Miliband has promised to pull the plug on a very bad thing
‘Ed Miliband defended his proposal to freeze energy prices … His vow to stand up to “powerful vested interests that hold our economy back” was accompanied by a promise to freeze bills for 20 months if he wins the next election.’ FT.com, September 25
Gosh. Mr Miliband has declared war on the free market!
That’s an excitable way to put it. Prices have been capped before, and not so long ago. Energy companies used to be monopolies or near-monopolies, so regulators imposed price caps. Those caps no longer apply to retail energy, the theory being that the market is now competitive enough.
But this market still isn’t competitive.
It’s much more competitive than it was, and neither the level nor the trend in prices is that unusual compared with other EU countries. No doubt competition could be given a prod, but it’s hard to see how a freeze for a few months can be anything but a stunt.

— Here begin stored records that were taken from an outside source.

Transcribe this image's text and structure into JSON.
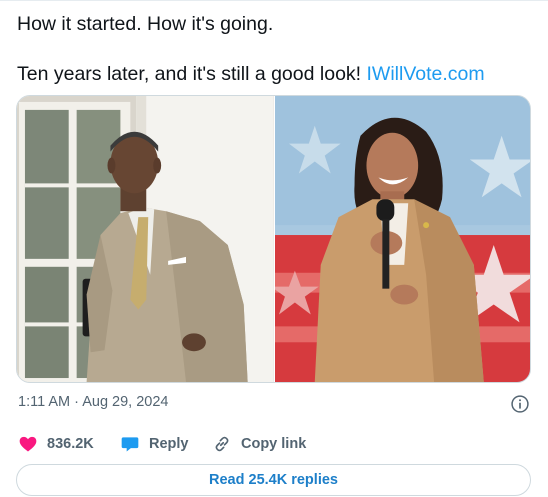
{
  "tweet": {
    "line1": "How it started. How it's going.",
    "line2": "Ten years later, and it's still a good look!",
    "link_text": "IWillVote.com",
    "timestamp": "1:11 AM · Aug 29, 2024"
  },
  "media": {
    "left_photo": "man-in-tan-suit-photo",
    "right_photo": "woman-in-tan-suit-with-microphone-photo"
  },
  "actions": {
    "like_count": "836.2K",
    "reply_label": "Reply",
    "copy_link_label": "Copy link"
  },
  "replies_button": "Read 25.4K replies",
  "colors": {
    "like": "#f91880",
    "reply_icon": "#1d9bf0",
    "link": "#1d9bf0",
    "secondary_text": "#536471"
  }
}
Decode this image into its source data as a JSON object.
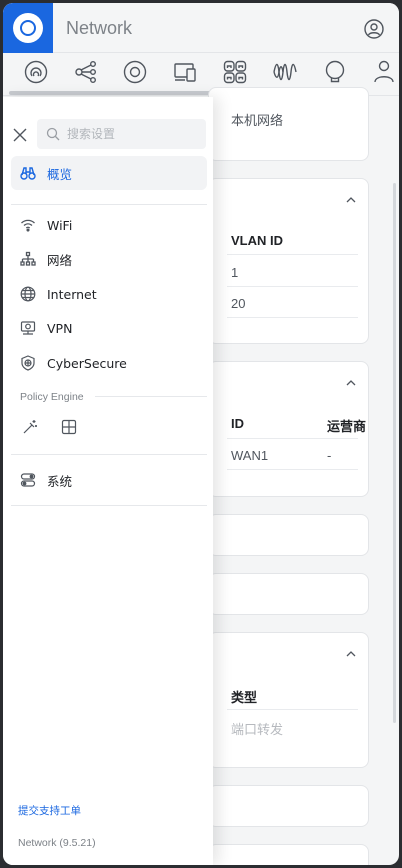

It will keep prices down, though.
It may. Energy prices do bounce around a lot – and, while they have been rising on average for the past decade or so, they have at times fallen. A freeze might actually keep them high rather than low. But in a way that misses the point. Nobody denies that Mr Miliband, given all the tools of state power to play with, can make retail prices go up, down or any way he wants. The question is whether this would be worth the unpleasant side effects.
He is bringing a sledgehammer to crack a nut, you think.
I think he is bringing a sledgehammer to a nightclub: he’s decided he doesn’t like the atmosphere and he’s determined to change it. And he will – but not necessarily in a subtle or constructive fashion.
What exactly do you think is wrong with a freeze?
Let’s start by acknowledging that this is economically a sideshow. If he is lucky, Mr Miliband’s 20-month cap (why 20 months?) will delay a price rise of 10 per cent or so. Energy spending comprises 5 per cent of the basket of goods used to calculate the consumer price index. So Mr Miliband will, on an optimistic view, postpone (not prevent) a 0.5 per cent rise in CPI. That will help some people but is trivial compared with what he might do with the tax or benefit system.
But it’s still something – so what’s the downside?
The first downside is that it makes UK energy policy look capricious, confrontational and juvenile. That matters because this country urgently needs new electricity generating capacity. If suppliers don’t expect to get the revenue they need to cover their costs, they won’t invest. It’s alarmist to suggest that Mr Miliband will simply scare them away and the lights will go out, but it’s reasonable to expect that they will need more convincing in the wake of his little pep talk at the Labour party conference, which can be summarised simply as: “Your customers vote and you don’t, and I’ll never forget that.” He has achieved the remarkable feat of damaging the country before becoming prime minister; most party leaders wait until they win an election before they start screwing it up.
Mr Miliband isn’t really very scary. Is that the only problem?
He is also ignoring climate change. Reducing greenhouse gas emissions means conserving energy, and generating it using nuclear power and renewables, both of which are probably more uncertain and more expensive propositions than oil, gas and coal. Because of this, prices are rising as a matter of policy – policy that began under the last Labour government, in which Mr Miliband was, I seem to recall, the energy secretary.
High energy prices still cause hardship.
They do, to some people, and they can be helped through taxes and benefits. But we live in a world where climate change is a looming disaster and security of energy supply a serious concern, and where our use of energy remains wasteful. In this context, out of all the things that Mr Miliband could demand should be cheaper, why on earth choose energy?
Mr Miliband’s message is: “Energy price rises are bad. I will make the bad thing stop.” This shows all the political maturity of a 10-year-old – which does, admittedly, place him firmly in the mainstream of British politics. It’s almost as though he looked enviously at chancellor George Osborne’s Help to Buy policy and wondered if he could possibly find something as crude, populist and ill-advised as that. He has succeeded.
Also published at ft.com.